Task requirements ▸
Scan the data beneath this task and copy each line that includes "title".

*** Listed records ***

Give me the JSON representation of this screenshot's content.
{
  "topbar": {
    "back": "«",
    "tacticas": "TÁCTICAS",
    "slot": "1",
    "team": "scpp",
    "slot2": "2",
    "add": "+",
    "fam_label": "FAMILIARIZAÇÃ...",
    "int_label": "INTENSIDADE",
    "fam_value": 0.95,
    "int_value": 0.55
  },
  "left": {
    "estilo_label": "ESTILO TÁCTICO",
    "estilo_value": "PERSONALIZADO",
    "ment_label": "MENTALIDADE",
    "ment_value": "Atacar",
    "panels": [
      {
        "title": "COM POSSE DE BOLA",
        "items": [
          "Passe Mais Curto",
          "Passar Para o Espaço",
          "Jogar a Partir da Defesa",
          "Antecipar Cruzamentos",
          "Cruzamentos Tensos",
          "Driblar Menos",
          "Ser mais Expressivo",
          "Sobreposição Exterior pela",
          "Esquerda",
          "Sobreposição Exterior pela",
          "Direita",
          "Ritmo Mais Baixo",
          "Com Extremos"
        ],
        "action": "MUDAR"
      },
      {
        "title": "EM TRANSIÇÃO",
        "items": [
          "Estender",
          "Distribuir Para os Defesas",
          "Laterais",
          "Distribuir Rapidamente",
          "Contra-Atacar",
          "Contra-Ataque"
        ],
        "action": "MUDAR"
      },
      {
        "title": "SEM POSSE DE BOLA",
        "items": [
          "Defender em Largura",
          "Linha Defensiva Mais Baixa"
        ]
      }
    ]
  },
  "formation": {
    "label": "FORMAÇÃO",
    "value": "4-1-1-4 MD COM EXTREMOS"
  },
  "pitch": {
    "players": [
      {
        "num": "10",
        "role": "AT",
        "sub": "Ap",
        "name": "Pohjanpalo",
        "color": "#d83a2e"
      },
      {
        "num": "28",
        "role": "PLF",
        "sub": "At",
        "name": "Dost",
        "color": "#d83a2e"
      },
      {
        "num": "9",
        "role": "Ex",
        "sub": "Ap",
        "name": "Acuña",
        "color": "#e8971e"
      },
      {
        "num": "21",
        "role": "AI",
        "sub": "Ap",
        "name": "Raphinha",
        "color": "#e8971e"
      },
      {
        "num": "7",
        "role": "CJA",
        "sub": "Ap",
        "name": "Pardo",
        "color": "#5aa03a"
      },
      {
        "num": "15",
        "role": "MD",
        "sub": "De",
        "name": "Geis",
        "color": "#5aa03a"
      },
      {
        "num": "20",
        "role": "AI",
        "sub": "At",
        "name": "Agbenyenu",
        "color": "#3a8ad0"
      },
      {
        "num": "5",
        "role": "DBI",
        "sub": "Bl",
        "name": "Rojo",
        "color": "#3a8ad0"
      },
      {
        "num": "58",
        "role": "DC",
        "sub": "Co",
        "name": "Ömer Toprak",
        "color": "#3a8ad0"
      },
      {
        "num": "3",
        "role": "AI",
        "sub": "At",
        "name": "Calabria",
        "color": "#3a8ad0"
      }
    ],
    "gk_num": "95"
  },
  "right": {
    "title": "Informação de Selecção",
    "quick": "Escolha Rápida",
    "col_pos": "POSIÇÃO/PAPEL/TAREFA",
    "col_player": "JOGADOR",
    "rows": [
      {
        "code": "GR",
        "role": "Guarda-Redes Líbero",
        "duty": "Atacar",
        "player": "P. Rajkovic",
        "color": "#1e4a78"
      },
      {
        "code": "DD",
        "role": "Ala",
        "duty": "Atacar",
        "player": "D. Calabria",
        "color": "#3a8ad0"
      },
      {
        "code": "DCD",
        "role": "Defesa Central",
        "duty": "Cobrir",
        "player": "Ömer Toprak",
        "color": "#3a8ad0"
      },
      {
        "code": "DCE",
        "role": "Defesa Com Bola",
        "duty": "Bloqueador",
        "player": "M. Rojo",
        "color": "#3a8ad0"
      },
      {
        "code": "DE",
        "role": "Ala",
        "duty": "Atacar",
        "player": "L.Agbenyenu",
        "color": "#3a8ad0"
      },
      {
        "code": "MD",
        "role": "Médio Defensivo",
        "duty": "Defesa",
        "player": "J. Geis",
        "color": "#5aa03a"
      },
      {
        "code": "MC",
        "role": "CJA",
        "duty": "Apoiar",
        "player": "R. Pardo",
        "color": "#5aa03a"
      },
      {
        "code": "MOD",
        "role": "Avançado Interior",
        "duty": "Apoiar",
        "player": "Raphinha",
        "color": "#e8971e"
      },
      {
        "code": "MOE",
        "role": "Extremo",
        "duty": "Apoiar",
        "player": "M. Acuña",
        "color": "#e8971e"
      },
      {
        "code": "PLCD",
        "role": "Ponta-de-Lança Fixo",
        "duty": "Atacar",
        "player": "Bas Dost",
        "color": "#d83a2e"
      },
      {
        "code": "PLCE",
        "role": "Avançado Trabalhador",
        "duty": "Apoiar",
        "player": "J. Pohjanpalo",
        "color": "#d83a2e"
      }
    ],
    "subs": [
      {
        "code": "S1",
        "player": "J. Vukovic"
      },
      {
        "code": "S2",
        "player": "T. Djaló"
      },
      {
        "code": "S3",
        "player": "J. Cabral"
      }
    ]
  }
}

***

Reply ▸
        "title": "COM POSSE DE BOLA",
        "title": "EM TRANSIÇÃO",
        "title": "SEM POSSE DE BOLA",
    "title": "Informação de Selecção",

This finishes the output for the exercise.